Review: Ant-Man #1
Ant-Man is the latest in the Marvel NOW! launches for characters that previously were better known for their roles in teams. For various reasons, the characters are ones that might never have been thought about whether they could lead their own series, and in Scott Lang’s case it would seem that it is because on the scale of Marvel Heroes that he is considered to be somewhat on the B-list of heroes. Certainly he has his fans, but the question is always whether that and enough buzz is enough to carry a series by itself. There is also an obvious tie-in to the future, as the upcoming Ant-Man film is likely to generate some interest in the character as well, and this series did have the benefit of premiering one day after the world got its first look at a trailer for the upcoming film.
The story takes a lot of this into consideration as it launches the character onto his own. Scott Lang is a very different Ant-Man than Hank Pym, and he is not one that is considered to be one of the smartest characters as is his predecessor. This is made abundantly clear throughout, that Scott while talented in his own ways, tends to be more reactive in his actions than proactive. This is perhaps less true in his heroics than it is in his private life, but both are woven together well here. The story revolves around Scott applying for a job as head of security at Stark Enterprises, and it is an interesting way to fill in his back story for the fans who are less familiar with the character. At the same time, he is shown dealing with the issues in his personal life that are harder for him to juggle than being a superhero, namely his failed marriage and his desire to maintain a parental role with his daughter. There are some high points throughout, particularly when he is competing for the job and then later in the last few pages when he comes to some conclusion over his family, and not any real low points throughout.
The end result is a well-packaged story that is a fun and often times funny read. There will be those that might think to disregard an Ant-Man comic because the hero lacks the same powers as others, but in doing so they would be overlooking a less common occurrence from the big two publishers, namely a story that is character driven more so than plot driven.
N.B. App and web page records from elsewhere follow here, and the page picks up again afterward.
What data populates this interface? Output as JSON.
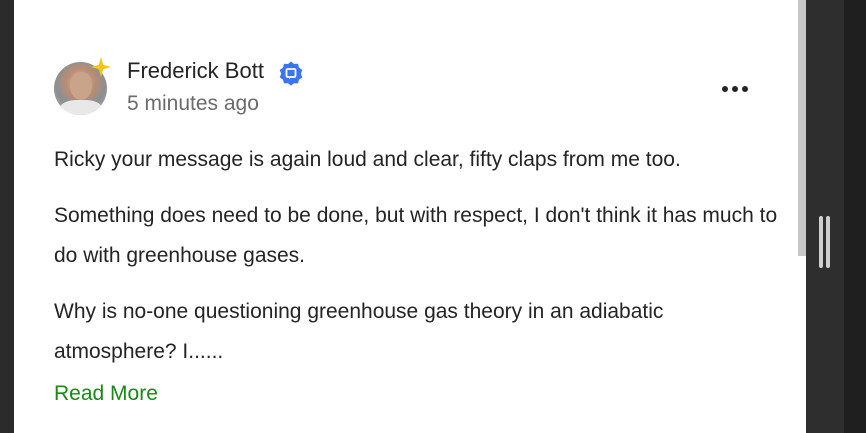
{
  "comment": {
    "author": "Frederick Bott",
    "timestamp": "5 minutes ago",
    "paragraphs": [
      "Ricky your message is again loud and clear, fifty claps from me too.",
      "Something does need to be done, but with respect, I don't think it has much to do with greenhouse gases.",
      "Why is no-one questioning greenhouse gas theory in an adiabatic atmosphere? I......"
    ],
    "read_more_label": "Read More"
  },
  "icons": {
    "star": "sparkle-star-icon",
    "badge": "verified-badge-icon",
    "more": "more-options-icon"
  },
  "colors": {
    "accent_green": "#1a8917",
    "badge_blue": "#3b73f0",
    "star_yellow": "#f5c518",
    "text_primary": "#242424",
    "text_secondary": "#6b6b6b"
  }
}
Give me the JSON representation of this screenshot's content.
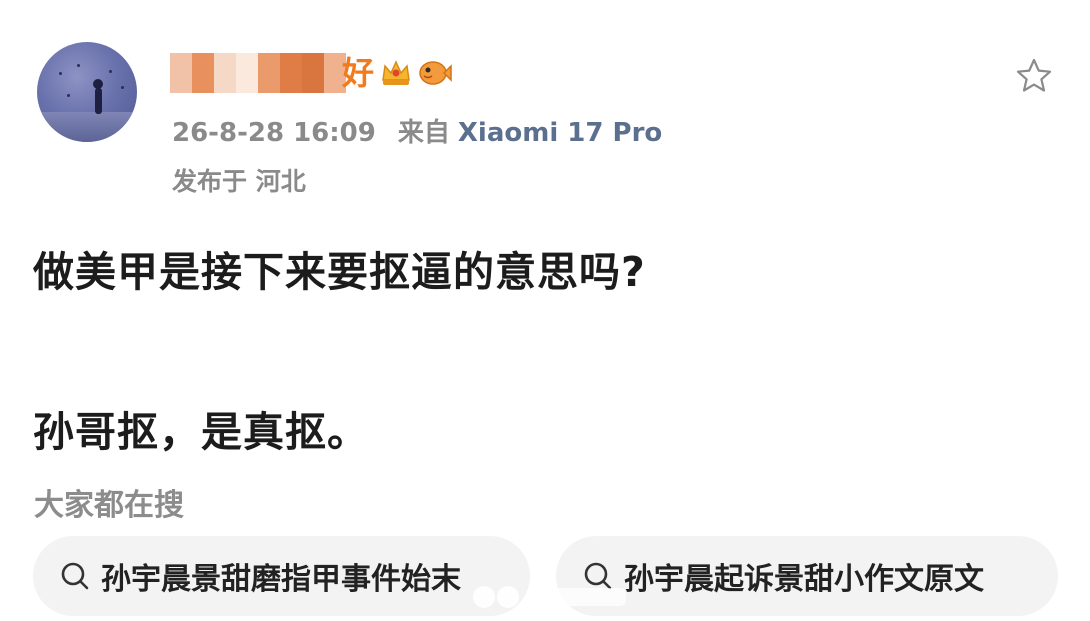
{
  "user": {
    "name_visible": "好",
    "avatar_alt": "avatar",
    "badges": [
      "crown-badge-icon",
      "fish-badge-icon"
    ]
  },
  "post_meta": {
    "timestamp": "26-8-28 16:09",
    "from_label": "来自",
    "device": "Xiaomi 17 Pro",
    "location": "发布于 河北"
  },
  "post": {
    "line1": "做美甲是接下来要抠逼的意思吗?",
    "line2": "孙哥抠，是真抠。"
  },
  "searches": {
    "heading": "大家都在搜",
    "items": [
      {
        "label": "孙宇晨景甜磨指甲事件始末",
        "icon": "search-icon"
      },
      {
        "label": "孙宇晨起诉景甜小作文原文",
        "icon": "search-icon"
      }
    ]
  },
  "colors": {
    "name": "#f07a1c",
    "device": "#5b6f8f",
    "muted": "#8a8a8a",
    "chip_bg": "#f3f3f3"
  }
}
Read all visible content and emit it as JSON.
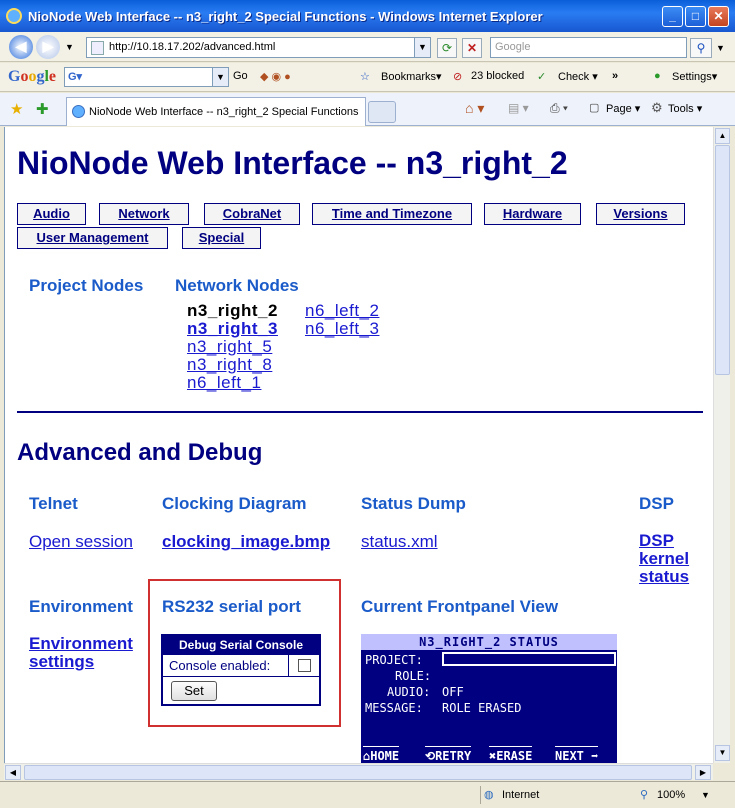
{
  "window": {
    "title": "NioNode Web Interface -- n3_right_2 Special Functions - Windows Internet Explorer",
    "minimize": "_",
    "maximize": "□",
    "close": "✕"
  },
  "address": {
    "url": "http://10.18.17.202/advanced.html",
    "search_placeholder": "Google"
  },
  "google_toolbar": {
    "logo": "Google",
    "go": "Go",
    "bookmarks": "Bookmarks▾",
    "blocked": "23 blocked",
    "check": "Check ▾",
    "more": "»",
    "settings": "Settings▾"
  },
  "tab": {
    "label": "NioNode Web Interface -- n3_right_2 Special Functions",
    "page_menu": "Page ▾",
    "tools_menu": "Tools ▾"
  },
  "page": {
    "heading": "NioNode Web Interface -- n3_right_2",
    "nav": [
      "Audio",
      "Network",
      "CobraNet",
      "Time and Timezone",
      "Hardware",
      "Versions",
      "User Management",
      "Special"
    ],
    "project_nodes_heading": "Project Nodes",
    "network_nodes_heading": "Network Nodes",
    "nodes": {
      "current": "n3_right_2",
      "col1": [
        "n3_right_3",
        "n3_right_5",
        "n3_right_8",
        "n6_left_1"
      ],
      "col2": [
        "n6_left_2",
        "n6_left_3"
      ]
    },
    "advanced_heading": "Advanced and Debug",
    "telnet": {
      "heading": "Telnet",
      "link": "Open session"
    },
    "clocking": {
      "heading": "Clocking Diagram",
      "link": "clocking_image.bmp"
    },
    "status_dump": {
      "heading": "Status Dump",
      "link": "status.xml"
    },
    "dsp": {
      "heading": "DSP",
      "link_lines": [
        "DSP",
        "kernel",
        "status"
      ]
    },
    "environment": {
      "heading": "Environment",
      "link_lines": [
        "Environment",
        "settings"
      ]
    },
    "rs232": {
      "heading": "RS232 serial port",
      "console_title": "Debug Serial Console",
      "console_label": "Console enabled:",
      "console_enabled": false,
      "set_button": "Set"
    },
    "frontpanel": {
      "heading": "Current Frontpanel View",
      "lcd_title": "N3_RIGHT_2 STATUS",
      "lines": [
        {
          "label": "PROJECT:",
          "value": ""
        },
        {
          "label": "ROLE:",
          "value": ""
        },
        {
          "label": "AUDIO:",
          "value": "OFF"
        },
        {
          "label": "MESSAGE:",
          "value": "ROLE ERASED"
        }
      ],
      "buttons": [
        "HOME",
        "RETRY",
        "ERASE",
        "NEXT"
      ]
    }
  },
  "status": {
    "zone": "Internet",
    "zoom": "100%"
  }
}
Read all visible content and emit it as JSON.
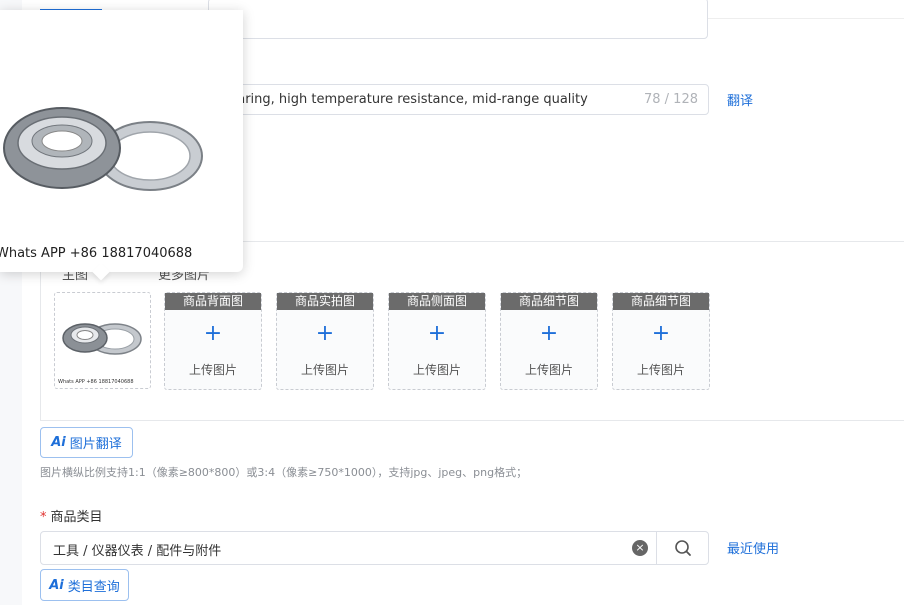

As shown here, Ant-Man is a person first and a hero second, and with the tone of the book matching the sometimes awkwardly funny personality of the character, this series is likely to have a cult following for as long as it lasts.
Story: Nick Spencer Art: Ramon Rosanas
Story: 9.0 Art: 9.0 Overall: 9.0 Recommendation: Buy